Assignment >>
Report every line of the records that contains the word "true".

□ □ □ □ □

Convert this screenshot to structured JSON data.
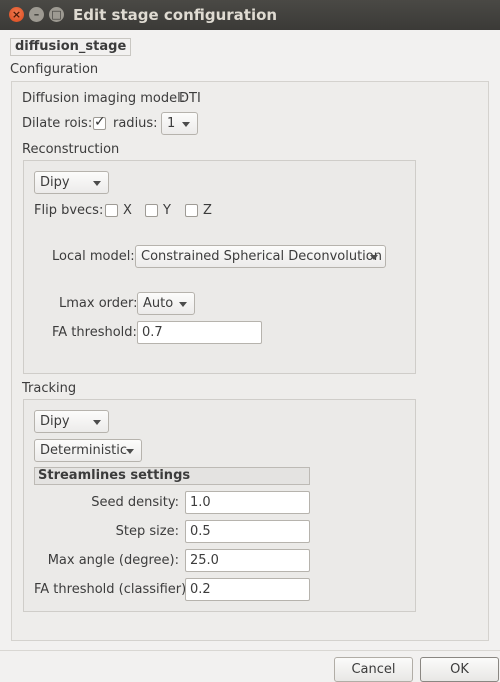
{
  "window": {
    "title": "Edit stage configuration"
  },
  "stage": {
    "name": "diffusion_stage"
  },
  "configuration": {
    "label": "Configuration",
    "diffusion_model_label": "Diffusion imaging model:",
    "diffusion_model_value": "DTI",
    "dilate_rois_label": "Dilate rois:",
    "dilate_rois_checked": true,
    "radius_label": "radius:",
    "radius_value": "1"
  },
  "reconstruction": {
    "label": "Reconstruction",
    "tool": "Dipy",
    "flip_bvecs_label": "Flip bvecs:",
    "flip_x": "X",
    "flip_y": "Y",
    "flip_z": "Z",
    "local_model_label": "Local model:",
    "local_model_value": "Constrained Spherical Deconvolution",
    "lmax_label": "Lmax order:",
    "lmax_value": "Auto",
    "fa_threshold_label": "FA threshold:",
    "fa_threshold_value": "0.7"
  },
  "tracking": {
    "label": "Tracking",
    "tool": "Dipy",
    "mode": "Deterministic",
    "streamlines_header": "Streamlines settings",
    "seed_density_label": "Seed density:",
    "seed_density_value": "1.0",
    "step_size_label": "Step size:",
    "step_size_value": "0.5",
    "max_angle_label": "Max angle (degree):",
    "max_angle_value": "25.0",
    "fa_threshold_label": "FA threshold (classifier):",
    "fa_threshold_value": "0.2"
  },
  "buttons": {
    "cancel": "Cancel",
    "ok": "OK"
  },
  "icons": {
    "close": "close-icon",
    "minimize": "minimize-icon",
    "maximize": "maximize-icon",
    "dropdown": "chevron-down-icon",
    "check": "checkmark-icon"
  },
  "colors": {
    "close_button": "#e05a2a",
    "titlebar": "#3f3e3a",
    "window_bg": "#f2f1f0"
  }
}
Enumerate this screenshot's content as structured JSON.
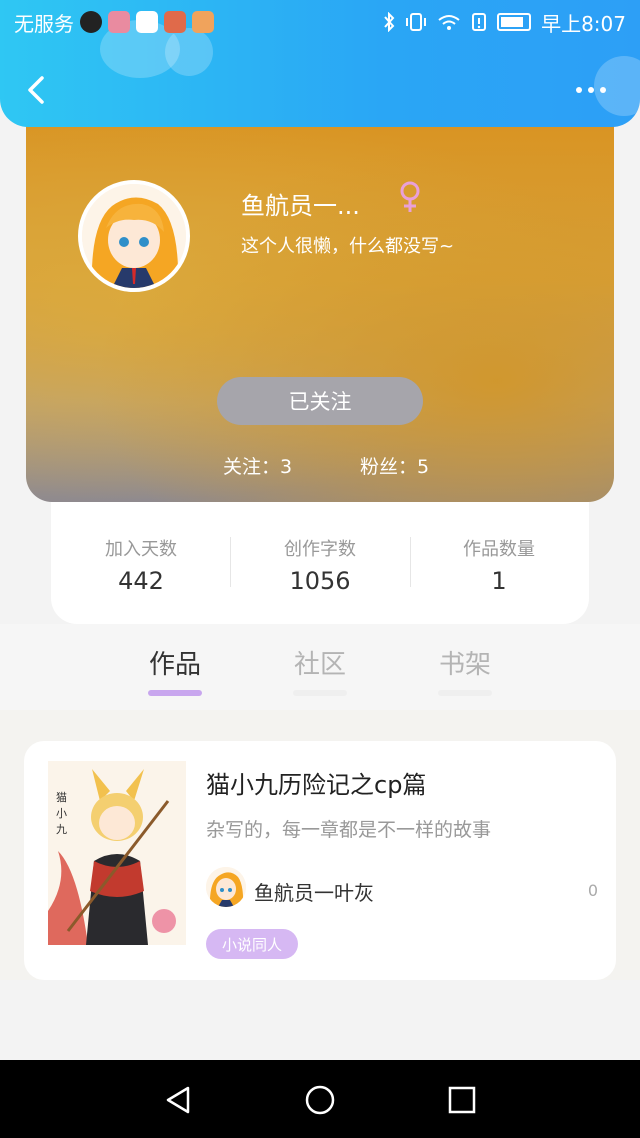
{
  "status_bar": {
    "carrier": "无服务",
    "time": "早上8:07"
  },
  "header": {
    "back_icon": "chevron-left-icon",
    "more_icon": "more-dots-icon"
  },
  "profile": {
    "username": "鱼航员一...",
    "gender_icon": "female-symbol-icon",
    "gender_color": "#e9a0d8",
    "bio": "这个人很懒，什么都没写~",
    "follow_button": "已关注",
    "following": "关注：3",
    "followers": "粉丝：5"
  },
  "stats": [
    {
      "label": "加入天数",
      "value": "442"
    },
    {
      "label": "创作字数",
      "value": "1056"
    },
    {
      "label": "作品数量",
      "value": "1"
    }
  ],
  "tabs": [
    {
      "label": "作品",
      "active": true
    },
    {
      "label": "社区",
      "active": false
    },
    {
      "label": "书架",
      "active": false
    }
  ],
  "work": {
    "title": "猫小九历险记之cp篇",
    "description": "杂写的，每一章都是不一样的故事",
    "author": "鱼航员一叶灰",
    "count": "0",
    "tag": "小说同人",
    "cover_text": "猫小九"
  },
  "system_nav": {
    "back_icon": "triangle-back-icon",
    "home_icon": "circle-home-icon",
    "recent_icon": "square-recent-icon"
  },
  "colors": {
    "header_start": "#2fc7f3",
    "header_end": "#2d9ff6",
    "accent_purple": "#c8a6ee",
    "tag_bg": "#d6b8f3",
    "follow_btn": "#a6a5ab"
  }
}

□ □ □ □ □

Worked solution >>
    "dilate_rois_checked": true,
      "active": true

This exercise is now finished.